“Ceci n’est pas une pipe: The Crucifix in Italian Schools in the Light of Recent Jurisprudence” by Francesco Alicino

With a 65-page decision, the Joint Section of the Supreme Court (Sezioni Unite della Corte di Cassazione), the highest Italian Court, has ruled on the display of the crucifix in public school classrooms. Issued on September 9, 2021, decision no. 24414/2021 synthesizes an extensive number of precedents, including those of the Italian Constitutional Court and

“Law and the Christian Tradition in Modern Russia” Foreword by John Witte, Jr.

Law and the Christian Tradition in Modern Russiaedited by Paul Valliere and Randall A. Poole This volume is part of a 50-volume series on “Great Christian Jurists in World History,” presenting the interaction of law and Christianity through the biographies of 1,000 legal figures of the past two millennia. Commissioned by the Center for the

“Abortion, Dobbs, and Foreign Law at the U.S. Supreme Court” by M. Christian Green

Photo by Joshua Fuller on Unsplash. On December 1, 2021, the United States Supreme Court will hear the case of Dobbs v. Jackson Women’s Health Organization, a case that threatens to be the death knell for abortion rights, reproductive freedom, and the right of women to bodily autonomy and security in the U.S. In Dobbs,

“Free as F*ck: Kyle Rittenhouse, Whiteness, and a Divinely-Ordained Order to Kill” by Robert P. Jones

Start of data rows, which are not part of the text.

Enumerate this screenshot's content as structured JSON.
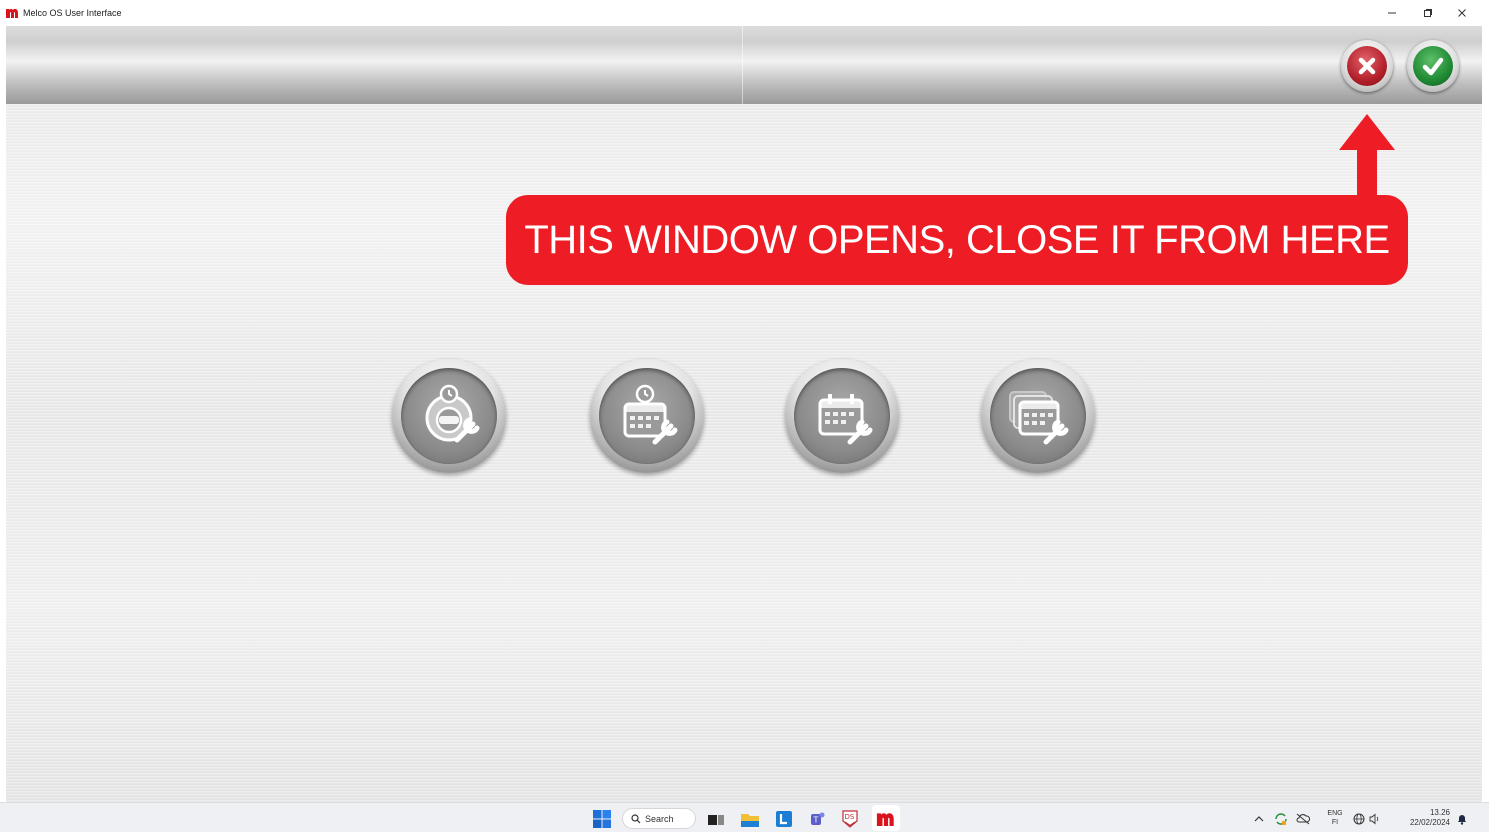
{
  "window": {
    "title": "Melco OS User Interface",
    "logo_letter": "m",
    "controls": {
      "minimize": "–",
      "restore": "▢",
      "close": "✕"
    }
  },
  "toolbar": {
    "cancel_icon": "x-icon",
    "ok_icon": "check-icon"
  },
  "annotation": {
    "text": "THIS WINDOW OPENS, CLOSE IT FROM HERE",
    "color": "#ee1c25"
  },
  "tools": [
    {
      "icon": "machine-maintenance-alarm-icon"
    },
    {
      "icon": "calendar-maintenance-alarm-icon"
    },
    {
      "icon": "calendar-maintenance-icon"
    },
    {
      "icon": "multi-calendar-maintenance-icon"
    }
  ],
  "taskbar": {
    "search_label": "Search",
    "ds_label": "DS",
    "melco_label": "m",
    "tray": {
      "lang_top": "ENG",
      "lang_bottom": "FI",
      "time": "13.26",
      "date": "22/02/2024"
    }
  },
  "colors": {
    "accent_red": "#ee1c25",
    "cancel_red": "#b3202b",
    "ok_green": "#1f8a33",
    "melco_red": "#d9141e"
  }
}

Today the news broke that Kyle Rittenhouse had been “acquitted on all charges in the shooting deaths of two men and wounding of a third at a Wisconsin protest against racial injustice last year,” as AP put it.  I don’t say this glibly: God help us.  Rittenhouse, as we would say growing up, was clearly “looking for

“Moral Reflections on 21st Century Tax Policy Trends” by Susan Pace Hamill

Moral Reflections on 21st Century Tax Policy Trends Susan Pace Hamill Tax policy, an important ethical issue that every voting citizen and public office holder must address, boils down to defining the amount of tax revenues needed and deciding how the burden for paying taxes should be allocated among taxpayers enjoying different levels of income

Church and State

“Lemon v. Kurtzman: Reflections on a Constitutional Catastrophe” by William E. Thro and Charles J. Russo

Photo by Brad Dodson on Unsplash. One of the most contentious issues in constitutional law is whether governmental action amounts to “an establishment of religion” in violation of the First Amendment. For the past fifty years, the Court has often, but not always, resolved Establishment Clause cases using the three-pronged test established by Lemon v. Kurtzman. Under the